Lewis Carroll has been wowing word-lovers for 130-plus years with his onomatopoeistic masterpiece, “The Jabberwocky,” found in his story, “Through the Looking Glass.” In that poem -- about a boy going into the woods to slay an imaginary monster -- Carroll invented words to sound like the imaginary animals or actions he wanted to convey. It begins: “T’was brillig and the slithy toves did gyre and gimbel in the wabe ...” Roughly translated it means, “It was evening and the slimy-lithe imaginary forest creatures turned round and round and made holes in the grass plot around a sundial.”
But the point of “The Jabberwocky” is not to translate it into ordinary language, but just to have fun saying the made-up words that rhyme with ones you know: “… the jaws that bite, the claws that catch; beware the jubjub bird and shun the frumious bandersnatch.” (The poem has even been translated into French and German: “Il brilgue: les tôves lubricilleux se gyrent en vrillant dans le guave …” and “Es brillig war, die schlichte Toven wirrten und wimmelten im Waben …”)
Children’s books and poems abound with sound words. There’s A.A. Milne’s, “Christopher Robin had wheezles and sneezles and they bundled him into his bed;” there are Roald Dahl’s books, with funny names like Veruca Salt and Willy Wonka, and candy bars called “scrumpdidliumptious.”
J.K. Rowling also played with words, as in her characters’ names: the good and wise Albus Dumbledore (“dore” suggestive of French “d’or” or gold), the evil Voldemort (“mort” suggestive of Latin “death”), and even the minor character, the French nurse, Madame Pomfrey (sounds like pomme frites?). I just could never understand why she named Harry Potter’s utterly loyal best friend Ron Weasley, since “weaselly” means resembling a weasel, and thus someone nasty and untrustworthy. For that matter, why was the famous school of wizardry and witchcraft called Hogwarts? (Hog+warts implies the opposite of something magical; was she being ironic? Why?)
I remember learning about sound words in elementary school and having to write a poem using them. Many years later I wrote a sound-word poem for my young niece; called “Mud,” the poem was later published in a children’s poetry treasury and went:
“Mud is gooey, SQuisshh patooey!
Mush it with your fingers, gush it with your toes;
Slimy, glimy, wet and grimy --
Oooohhhh!
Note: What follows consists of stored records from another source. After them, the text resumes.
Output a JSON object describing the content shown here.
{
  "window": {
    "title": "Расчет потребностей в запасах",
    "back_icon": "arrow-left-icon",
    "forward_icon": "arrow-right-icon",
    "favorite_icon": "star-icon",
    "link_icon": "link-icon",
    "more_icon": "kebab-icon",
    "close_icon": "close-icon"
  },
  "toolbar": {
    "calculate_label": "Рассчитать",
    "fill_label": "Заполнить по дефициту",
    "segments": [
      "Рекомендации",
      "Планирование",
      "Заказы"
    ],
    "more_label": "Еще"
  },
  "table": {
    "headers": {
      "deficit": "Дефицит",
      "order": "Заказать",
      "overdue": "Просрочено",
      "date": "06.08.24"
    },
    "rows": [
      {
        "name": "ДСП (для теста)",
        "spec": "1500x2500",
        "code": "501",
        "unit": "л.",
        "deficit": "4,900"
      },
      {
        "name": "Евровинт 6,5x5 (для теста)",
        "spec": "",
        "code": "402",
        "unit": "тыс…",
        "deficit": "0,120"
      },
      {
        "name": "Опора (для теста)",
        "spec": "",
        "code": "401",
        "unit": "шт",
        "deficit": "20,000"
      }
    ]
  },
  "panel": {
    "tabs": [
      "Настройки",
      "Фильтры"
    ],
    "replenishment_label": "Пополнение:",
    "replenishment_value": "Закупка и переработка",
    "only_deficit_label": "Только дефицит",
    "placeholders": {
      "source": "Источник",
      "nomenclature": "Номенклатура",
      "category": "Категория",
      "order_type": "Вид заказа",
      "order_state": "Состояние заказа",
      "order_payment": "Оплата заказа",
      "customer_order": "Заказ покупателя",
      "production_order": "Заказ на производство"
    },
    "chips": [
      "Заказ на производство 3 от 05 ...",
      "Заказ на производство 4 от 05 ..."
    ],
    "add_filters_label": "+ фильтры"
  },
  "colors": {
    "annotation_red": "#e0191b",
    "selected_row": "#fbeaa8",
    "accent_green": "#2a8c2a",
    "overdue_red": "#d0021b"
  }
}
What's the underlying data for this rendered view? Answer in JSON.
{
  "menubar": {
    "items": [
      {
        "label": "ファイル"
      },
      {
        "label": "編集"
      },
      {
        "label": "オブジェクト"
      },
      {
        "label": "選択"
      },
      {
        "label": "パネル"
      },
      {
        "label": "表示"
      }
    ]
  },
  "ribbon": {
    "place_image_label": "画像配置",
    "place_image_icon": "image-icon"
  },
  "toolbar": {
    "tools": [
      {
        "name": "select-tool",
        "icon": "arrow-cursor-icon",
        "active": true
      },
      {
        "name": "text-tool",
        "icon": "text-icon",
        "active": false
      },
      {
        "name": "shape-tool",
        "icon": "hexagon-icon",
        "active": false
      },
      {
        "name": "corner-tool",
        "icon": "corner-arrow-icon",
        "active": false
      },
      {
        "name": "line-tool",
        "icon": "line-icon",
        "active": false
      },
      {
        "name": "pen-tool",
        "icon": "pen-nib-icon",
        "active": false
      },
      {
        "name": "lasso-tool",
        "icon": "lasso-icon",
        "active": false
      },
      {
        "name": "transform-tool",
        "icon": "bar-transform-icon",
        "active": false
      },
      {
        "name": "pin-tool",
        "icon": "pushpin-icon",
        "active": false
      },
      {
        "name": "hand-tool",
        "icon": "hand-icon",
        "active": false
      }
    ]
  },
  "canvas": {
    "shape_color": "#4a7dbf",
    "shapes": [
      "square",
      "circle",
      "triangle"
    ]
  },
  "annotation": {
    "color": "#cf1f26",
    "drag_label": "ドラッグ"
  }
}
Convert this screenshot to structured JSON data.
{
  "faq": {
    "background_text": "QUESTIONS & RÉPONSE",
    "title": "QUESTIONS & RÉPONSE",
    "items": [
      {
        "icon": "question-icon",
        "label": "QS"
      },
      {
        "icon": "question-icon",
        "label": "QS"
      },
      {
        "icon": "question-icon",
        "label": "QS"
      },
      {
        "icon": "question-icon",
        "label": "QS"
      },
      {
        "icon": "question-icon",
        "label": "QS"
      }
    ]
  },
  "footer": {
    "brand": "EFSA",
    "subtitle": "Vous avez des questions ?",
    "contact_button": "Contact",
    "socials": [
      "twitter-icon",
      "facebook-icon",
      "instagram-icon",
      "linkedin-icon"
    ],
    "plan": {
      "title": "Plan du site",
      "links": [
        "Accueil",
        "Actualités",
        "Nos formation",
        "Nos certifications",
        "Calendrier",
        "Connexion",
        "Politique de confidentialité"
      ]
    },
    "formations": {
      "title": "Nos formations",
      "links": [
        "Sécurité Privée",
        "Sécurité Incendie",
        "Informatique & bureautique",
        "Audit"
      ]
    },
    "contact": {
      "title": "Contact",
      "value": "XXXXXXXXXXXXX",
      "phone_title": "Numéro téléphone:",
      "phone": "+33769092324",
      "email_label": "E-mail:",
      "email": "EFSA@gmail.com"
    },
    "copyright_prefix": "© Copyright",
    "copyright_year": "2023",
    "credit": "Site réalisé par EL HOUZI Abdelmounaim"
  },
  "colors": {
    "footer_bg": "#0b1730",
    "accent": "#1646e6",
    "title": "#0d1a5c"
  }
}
I love mud!”
(Still later the poem was made into a rap-style kids’ song, recorded by the deep-voiced man who played the evil plant in the movie, “Little Shop of Horrors” and you can hear it on this site (along with my “Gonna Sleep Like a Baby”):
What’s interesting about English sound words is how their usage can be categorized by the first two letters. For example, what do clink-clank-clunk have in common? Cl-words tend to suggest the sound of something sharp or metallic, like “clash” and “clang.”
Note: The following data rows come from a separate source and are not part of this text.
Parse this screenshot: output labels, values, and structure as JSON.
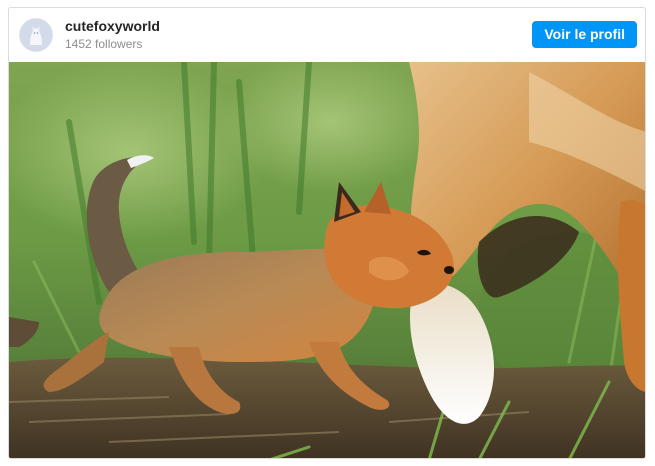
{
  "profile": {
    "username": "cutefoxyworld",
    "followers": "1452 followers",
    "button_label": "Voir le profil"
  },
  "colors": {
    "button": "#0095f6",
    "border": "#dbdbdb"
  },
  "photo": {
    "subject": "fox-kit-and-mother-photo"
  }
}
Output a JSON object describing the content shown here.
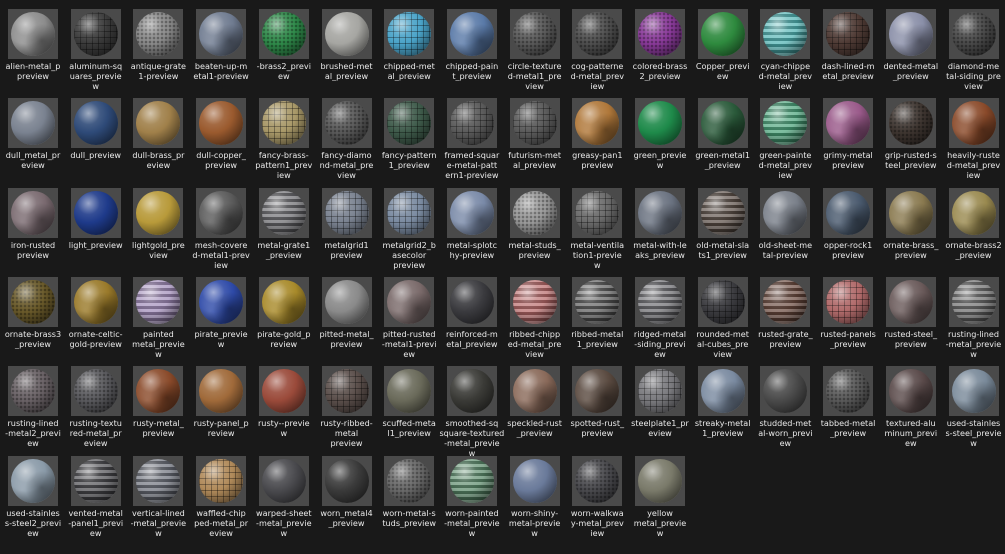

The book I’ve found this in, “Vocabulary in Use” by Cambridge University Press, has explained this amazing aspect of word lore in a few short paragraphs. Take these opening sound word combinations:
Gr-words, as in “groan,” “grumble” “grumpy,” “grunt,” and “growl” suggest some unpleasant, or even threatening, sound or action.
Sp-words are related to water or other liquids, or even powder: splash, splutter, spray, sprinkle, and spurt. (That 50’s song: “Splish-splash, I was taking a bath”)
Wh-words suggest movement through air: whiz, whistle, whirr, wheeze, whip. And what do you say when you’re on a swing – “Wheeeee!”
On the other hand, words ending in “—ash” as in “dash,” “lash,” “crash,” and “gash” suggest something fast and violent.
So keep listening, word-lovers, for the sounds of your life: from the snap-crackle-and-pop in your morning cereal to the sound of silence – or maybe snoring – at night. And here’s to a good night’s sleep: Zzzzzzzz.